Return each line of the data below that contains the string "General".

(Beginning of Material for the task)

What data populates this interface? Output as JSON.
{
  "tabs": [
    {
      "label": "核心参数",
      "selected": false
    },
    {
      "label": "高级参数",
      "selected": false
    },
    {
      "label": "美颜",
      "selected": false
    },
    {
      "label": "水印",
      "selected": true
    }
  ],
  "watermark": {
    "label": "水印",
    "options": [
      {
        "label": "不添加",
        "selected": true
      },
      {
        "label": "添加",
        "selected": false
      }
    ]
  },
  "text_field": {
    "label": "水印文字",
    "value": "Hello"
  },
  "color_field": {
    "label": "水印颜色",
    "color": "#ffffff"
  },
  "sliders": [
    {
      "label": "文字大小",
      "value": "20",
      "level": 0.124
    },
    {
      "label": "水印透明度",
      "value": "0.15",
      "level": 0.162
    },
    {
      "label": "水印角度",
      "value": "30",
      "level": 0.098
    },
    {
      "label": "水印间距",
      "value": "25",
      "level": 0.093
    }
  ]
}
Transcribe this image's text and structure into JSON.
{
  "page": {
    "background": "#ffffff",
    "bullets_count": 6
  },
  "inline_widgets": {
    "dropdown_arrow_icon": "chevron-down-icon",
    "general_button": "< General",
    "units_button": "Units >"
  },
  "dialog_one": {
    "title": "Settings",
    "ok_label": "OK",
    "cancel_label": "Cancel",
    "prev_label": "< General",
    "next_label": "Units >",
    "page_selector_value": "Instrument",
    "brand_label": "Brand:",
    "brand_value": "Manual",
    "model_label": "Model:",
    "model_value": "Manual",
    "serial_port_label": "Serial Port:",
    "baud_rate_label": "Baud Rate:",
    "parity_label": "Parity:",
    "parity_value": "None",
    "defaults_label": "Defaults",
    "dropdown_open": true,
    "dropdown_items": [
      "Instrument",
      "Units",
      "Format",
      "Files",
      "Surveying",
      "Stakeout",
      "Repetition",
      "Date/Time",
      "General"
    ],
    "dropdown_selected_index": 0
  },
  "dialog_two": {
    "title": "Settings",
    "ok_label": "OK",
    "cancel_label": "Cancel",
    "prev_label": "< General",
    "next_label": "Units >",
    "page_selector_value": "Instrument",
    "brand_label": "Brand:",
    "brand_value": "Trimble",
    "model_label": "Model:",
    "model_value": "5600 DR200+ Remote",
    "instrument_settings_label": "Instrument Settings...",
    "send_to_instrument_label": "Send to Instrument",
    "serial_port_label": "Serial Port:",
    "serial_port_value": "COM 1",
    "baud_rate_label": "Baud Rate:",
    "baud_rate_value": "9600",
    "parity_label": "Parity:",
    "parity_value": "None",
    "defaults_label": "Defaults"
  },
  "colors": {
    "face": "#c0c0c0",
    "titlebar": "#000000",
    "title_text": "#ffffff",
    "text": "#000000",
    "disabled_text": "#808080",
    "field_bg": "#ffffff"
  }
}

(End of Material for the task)

◆ **Answer below**:
    "general_button": "< General",
    "prev_label": "< General",
      "General"
    "prev_label": "< General",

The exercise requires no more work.